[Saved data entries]
[Start of section]

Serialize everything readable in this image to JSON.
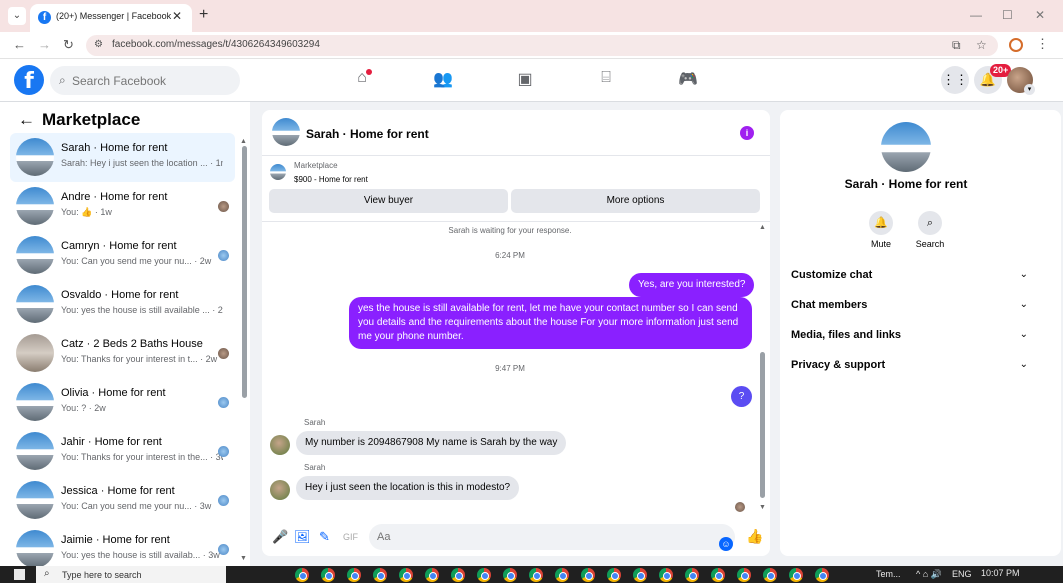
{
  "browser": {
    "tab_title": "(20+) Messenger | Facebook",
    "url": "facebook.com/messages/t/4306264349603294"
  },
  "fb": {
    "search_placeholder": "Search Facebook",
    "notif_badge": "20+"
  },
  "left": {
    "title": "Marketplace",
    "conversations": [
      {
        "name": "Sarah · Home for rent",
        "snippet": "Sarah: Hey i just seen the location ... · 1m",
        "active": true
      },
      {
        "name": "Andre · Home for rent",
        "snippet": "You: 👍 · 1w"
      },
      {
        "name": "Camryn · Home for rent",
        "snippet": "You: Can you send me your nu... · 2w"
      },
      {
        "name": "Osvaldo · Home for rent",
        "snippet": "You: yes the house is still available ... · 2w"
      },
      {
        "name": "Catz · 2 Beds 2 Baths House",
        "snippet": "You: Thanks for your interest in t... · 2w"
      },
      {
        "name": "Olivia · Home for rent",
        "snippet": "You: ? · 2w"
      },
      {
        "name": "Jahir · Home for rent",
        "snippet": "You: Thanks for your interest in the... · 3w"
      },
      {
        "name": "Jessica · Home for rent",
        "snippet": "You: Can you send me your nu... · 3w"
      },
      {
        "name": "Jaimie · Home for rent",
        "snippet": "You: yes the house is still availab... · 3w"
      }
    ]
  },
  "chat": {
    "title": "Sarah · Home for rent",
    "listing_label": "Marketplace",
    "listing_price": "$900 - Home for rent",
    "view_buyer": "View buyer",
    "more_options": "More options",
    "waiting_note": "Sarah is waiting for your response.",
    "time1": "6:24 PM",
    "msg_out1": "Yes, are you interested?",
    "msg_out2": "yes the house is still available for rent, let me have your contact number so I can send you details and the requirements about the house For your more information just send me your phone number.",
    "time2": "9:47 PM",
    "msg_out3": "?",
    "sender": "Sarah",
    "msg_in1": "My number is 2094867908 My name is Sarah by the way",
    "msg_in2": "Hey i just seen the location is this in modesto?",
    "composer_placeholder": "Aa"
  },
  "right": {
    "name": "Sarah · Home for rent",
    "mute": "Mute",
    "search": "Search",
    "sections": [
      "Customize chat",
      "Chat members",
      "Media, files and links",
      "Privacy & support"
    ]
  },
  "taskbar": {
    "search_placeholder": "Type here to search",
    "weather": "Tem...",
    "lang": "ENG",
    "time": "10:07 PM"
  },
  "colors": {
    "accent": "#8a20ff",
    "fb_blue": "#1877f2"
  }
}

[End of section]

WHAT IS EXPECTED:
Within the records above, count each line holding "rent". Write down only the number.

RESULT FOR THIS EXERCISE:
12